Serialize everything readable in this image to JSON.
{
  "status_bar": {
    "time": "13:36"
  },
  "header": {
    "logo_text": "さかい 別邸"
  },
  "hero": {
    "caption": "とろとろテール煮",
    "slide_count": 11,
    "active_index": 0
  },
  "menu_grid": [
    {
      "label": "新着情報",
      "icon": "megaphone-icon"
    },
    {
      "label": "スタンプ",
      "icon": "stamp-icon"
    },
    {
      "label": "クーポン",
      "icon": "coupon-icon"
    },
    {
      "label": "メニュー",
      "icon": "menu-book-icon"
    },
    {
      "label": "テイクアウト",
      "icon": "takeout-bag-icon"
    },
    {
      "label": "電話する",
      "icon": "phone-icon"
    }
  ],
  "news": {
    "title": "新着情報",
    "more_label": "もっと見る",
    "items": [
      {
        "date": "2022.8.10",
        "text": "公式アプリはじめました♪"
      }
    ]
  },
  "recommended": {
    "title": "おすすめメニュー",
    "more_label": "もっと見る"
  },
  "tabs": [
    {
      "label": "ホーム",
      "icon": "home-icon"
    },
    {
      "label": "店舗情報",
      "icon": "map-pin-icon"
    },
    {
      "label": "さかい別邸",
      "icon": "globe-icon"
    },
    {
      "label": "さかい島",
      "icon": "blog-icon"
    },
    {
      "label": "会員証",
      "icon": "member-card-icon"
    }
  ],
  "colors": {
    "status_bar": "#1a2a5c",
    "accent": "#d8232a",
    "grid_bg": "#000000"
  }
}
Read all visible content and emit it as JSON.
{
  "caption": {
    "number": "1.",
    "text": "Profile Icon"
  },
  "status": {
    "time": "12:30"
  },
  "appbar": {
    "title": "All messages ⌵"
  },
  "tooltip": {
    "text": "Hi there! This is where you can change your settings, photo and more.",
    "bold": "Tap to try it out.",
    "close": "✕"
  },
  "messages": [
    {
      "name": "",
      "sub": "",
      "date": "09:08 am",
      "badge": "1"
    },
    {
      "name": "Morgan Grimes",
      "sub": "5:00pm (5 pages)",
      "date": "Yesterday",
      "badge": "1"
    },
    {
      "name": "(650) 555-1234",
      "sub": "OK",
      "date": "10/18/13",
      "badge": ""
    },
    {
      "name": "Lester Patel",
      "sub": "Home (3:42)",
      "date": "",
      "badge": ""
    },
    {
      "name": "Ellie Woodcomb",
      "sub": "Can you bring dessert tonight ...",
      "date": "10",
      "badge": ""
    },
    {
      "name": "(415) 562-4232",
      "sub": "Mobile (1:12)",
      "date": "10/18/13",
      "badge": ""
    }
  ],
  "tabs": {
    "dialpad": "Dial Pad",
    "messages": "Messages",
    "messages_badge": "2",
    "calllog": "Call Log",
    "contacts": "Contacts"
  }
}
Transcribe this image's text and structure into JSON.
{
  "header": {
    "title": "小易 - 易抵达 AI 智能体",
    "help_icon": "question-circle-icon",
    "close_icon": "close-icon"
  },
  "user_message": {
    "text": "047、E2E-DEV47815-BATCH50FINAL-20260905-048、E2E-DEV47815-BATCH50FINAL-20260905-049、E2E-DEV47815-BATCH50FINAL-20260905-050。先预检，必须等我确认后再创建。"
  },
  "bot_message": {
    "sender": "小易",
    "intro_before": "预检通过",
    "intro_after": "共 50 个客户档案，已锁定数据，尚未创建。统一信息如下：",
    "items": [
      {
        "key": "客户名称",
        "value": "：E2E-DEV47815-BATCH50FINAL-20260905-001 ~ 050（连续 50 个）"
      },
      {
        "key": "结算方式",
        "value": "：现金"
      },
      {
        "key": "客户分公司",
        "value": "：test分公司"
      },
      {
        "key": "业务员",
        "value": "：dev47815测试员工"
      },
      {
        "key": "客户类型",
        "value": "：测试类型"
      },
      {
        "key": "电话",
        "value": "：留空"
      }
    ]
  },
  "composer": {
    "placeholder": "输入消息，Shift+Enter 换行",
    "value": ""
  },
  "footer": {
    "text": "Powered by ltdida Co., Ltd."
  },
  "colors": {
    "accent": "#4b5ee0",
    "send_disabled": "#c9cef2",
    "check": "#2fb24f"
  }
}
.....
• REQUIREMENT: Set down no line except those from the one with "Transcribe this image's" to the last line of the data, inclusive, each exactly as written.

• TASK SOLUTION:
Transcribe this image's text and structure into JSON.
{
  "header": {
    "title": "小易 - 易抵达 AI 智能体",
    "help_icon": "question-circle-icon",
    "close_icon": "close-icon"
  },
  "user_message": {
    "text": "047、E2E-DEV47815-BATCH50FINAL-20260905-048、E2E-DEV47815-BATCH50FINAL-20260905-049、E2E-DEV47815-BATCH50FINAL-20260905-050。先预检，必须等我确认后再创建。"
  },
  "bot_message": {
    "sender": "小易",
    "intro_before": "预检通过",
    "intro_after": "共 50 个客户档案，已锁定数据，尚未创建。统一信息如下：",
    "items": [
      {
        "key": "客户名称",
        "value": "：E2E-DEV47815-BATCH50FINAL-20260905-001 ~ 050（连续 50 个）"
      },
      {
        "key": "结算方式",
        "value": "：现金"
      },
      {
        "key": "客户分公司",
        "value": "：test分公司"
      },
      {
        "key": "业务员",
        "value": "：dev47815测试员工"
      },
      {
        "key": "客户类型",
        "value": "：测试类型"
      },
      {
        "key": "电话",
        "value": "：留空"
      }
    ]
  },
  "composer": {
    "placeholder": "输入消息，Shift+Enter 换行",
    "value": ""
  },
  "footer": {
    "text": "Powered by ltdida Co., Ltd."
  },
  "colors": {
    "accent": "#4b5ee0",
    "send_disabled": "#c9cef2",
    "check": "#2fb24f"
  }
}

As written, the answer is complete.